> _INPUT_
————————

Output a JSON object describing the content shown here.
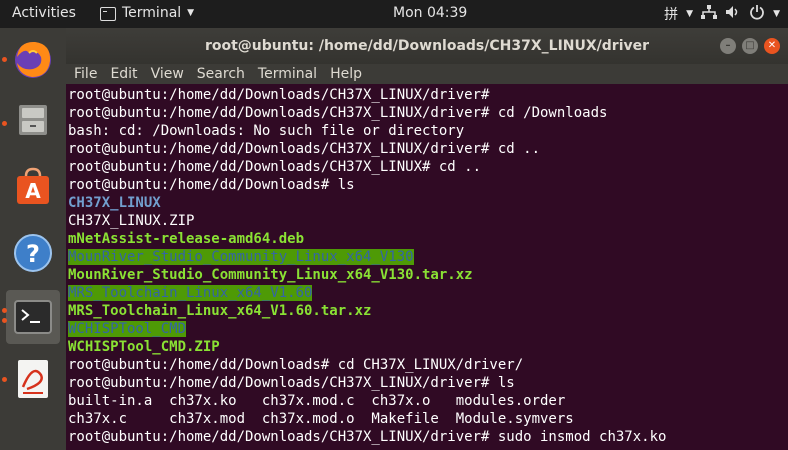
{
  "topbar": {
    "activities": "Activities",
    "app": "Terminal",
    "clock": "Mon 04:39",
    "input_method": "拼"
  },
  "dock": {
    "items": [
      {
        "name": "firefox"
      },
      {
        "name": "files"
      },
      {
        "name": "software"
      },
      {
        "name": "help"
      },
      {
        "name": "terminal"
      },
      {
        "name": "document-viewer"
      }
    ]
  },
  "window": {
    "title": "root@ubuntu: /home/dd/Downloads/CH37X_LINUX/driver",
    "menu": [
      "File",
      "Edit",
      "View",
      "Search",
      "Terminal",
      "Help"
    ]
  },
  "terminal": {
    "lines": [
      {
        "text": "root@ubuntu:/home/dd/Downloads/CH37X_LINUX/driver#",
        "style": ""
      },
      {
        "text": "root@ubuntu:/home/dd/Downloads/CH37X_LINUX/driver# cd /Downloads",
        "style": ""
      },
      {
        "text": "bash: cd: /Downloads: No such file or directory",
        "style": ""
      },
      {
        "text": "root@ubuntu:/home/dd/Downloads/CH37X_LINUX/driver# cd ..",
        "style": ""
      },
      {
        "text": "root@ubuntu:/home/dd/Downloads/CH37X_LINUX# cd ..",
        "style": ""
      },
      {
        "text": "root@ubuntu:/home/dd/Downloads# ls",
        "style": ""
      },
      {
        "text": "CH37X_LINUX",
        "style": "dir"
      },
      {
        "text": "CH37X_LINUX.ZIP",
        "style": ""
      },
      {
        "text": "mNetAssist-release-amd64.deb",
        "style": "exe"
      },
      {
        "text": "MounRiver_Studio_Community_Linux_x64_V130",
        "style": "hl"
      },
      {
        "text": "MounRiver_Studio_Community_Linux_x64_V130.tar.xz",
        "style": "exe"
      },
      {
        "text": "MRS_Toolchain_Linux_x64_V1.60",
        "style": "hl"
      },
      {
        "text": "MRS_Toolchain_Linux_x64_V1.60.tar.xz",
        "style": "exe"
      },
      {
        "text": "WCHISPTool_CMD",
        "style": "hl"
      },
      {
        "text": "WCHISPTool_CMD.ZIP",
        "style": "exe"
      },
      {
        "text": "root@ubuntu:/home/dd/Downloads# cd CH37X_LINUX/driver/",
        "style": ""
      },
      {
        "text": "root@ubuntu:/home/dd/Downloads/CH37X_LINUX/driver# ls",
        "style": ""
      },
      {
        "text": "built-in.a  ch37x.ko   ch37x.mod.c  ch37x.o   modules.order",
        "style": ""
      },
      {
        "text": "ch37x.c     ch37x.mod  ch37x.mod.o  Makefile  Module.symvers",
        "style": ""
      },
      {
        "text": "root@ubuntu:/home/dd/Downloads/CH37X_LINUX/driver# sudo insmod ch37x.ko",
        "style": ""
      }
    ]
  }
}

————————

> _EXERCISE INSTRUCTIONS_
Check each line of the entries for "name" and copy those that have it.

> _WRITTEN RESPONSE_
        "name": "firefox"
        "name": "files"
        "name": "software"
        "name": "help"
        "name": "terminal"
        "name": "document-viewer"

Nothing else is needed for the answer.